**What the task asks**
Each record listed below is to be output exactly as written.

**The records**
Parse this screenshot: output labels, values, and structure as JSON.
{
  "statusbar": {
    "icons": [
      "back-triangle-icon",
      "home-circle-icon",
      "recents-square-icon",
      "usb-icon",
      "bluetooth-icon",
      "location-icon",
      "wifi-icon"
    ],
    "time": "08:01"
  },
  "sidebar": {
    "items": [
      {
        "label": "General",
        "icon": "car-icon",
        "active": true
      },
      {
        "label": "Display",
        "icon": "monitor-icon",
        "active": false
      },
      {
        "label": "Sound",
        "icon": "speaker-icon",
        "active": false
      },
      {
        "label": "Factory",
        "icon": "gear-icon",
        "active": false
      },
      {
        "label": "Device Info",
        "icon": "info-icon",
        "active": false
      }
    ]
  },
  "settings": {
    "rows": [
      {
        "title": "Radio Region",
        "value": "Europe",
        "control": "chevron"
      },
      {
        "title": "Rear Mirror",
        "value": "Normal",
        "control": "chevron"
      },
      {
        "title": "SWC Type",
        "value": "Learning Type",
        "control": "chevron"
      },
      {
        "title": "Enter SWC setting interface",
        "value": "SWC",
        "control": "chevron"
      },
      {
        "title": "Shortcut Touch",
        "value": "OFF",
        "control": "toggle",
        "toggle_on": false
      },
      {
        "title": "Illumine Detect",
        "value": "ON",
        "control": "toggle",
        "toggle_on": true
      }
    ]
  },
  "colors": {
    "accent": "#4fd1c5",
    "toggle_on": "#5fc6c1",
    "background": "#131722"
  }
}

**Your response**
Parse this screenshot: output labels, values, and structure as JSON.
{
  "statusbar": {
    "icons": [
      "back-triangle-icon",
      "home-circle-icon",
      "recents-square-icon",
      "usb-icon",
      "bluetooth-icon",
      "location-icon",
      "wifi-icon"
    ],
    "time": "08:01"
  },
  "sidebar": {
    "items": [
      {
        "label": "General",
        "icon": "car-icon",
        "active": true
      },
      {
        "label": "Display",
        "icon": "monitor-icon",
        "active": false
      },
      {
        "label": "Sound",
        "icon": "speaker-icon",
        "active": false
      },
      {
        "label": "Factory",
        "icon": "gear-icon",
        "active": false
      },
      {
        "label": "Device Info",
        "icon": "info-icon",
        "active": false
      }
    ]
  },
  "settings": {
    "rows": [
      {
        "title": "Radio Region",
        "value": "Europe",
        "control": "chevron"
      },
      {
        "title": "Rear Mirror",
        "value": "Normal",
        "control": "chevron"
      },
      {
        "title": "SWC Type",
        "value": "Learning Type",
        "control": "chevron"
      },
      {
        "title": "Enter SWC setting interface",
        "value": "SWC",
        "control": "chevron"
      },
      {
        "title": "Shortcut Touch",
        "value": "OFF",
        "control": "toggle",
        "toggle_on": false
      },
      {
        "title": "Illumine Detect",
        "value": "ON",
        "control": "toggle",
        "toggle_on": true
      }
    ]
  },
  "colors": {
    "accent": "#4fd1c5",
    "toggle_on": "#5fc6c1",
    "background": "#131722"
  }
}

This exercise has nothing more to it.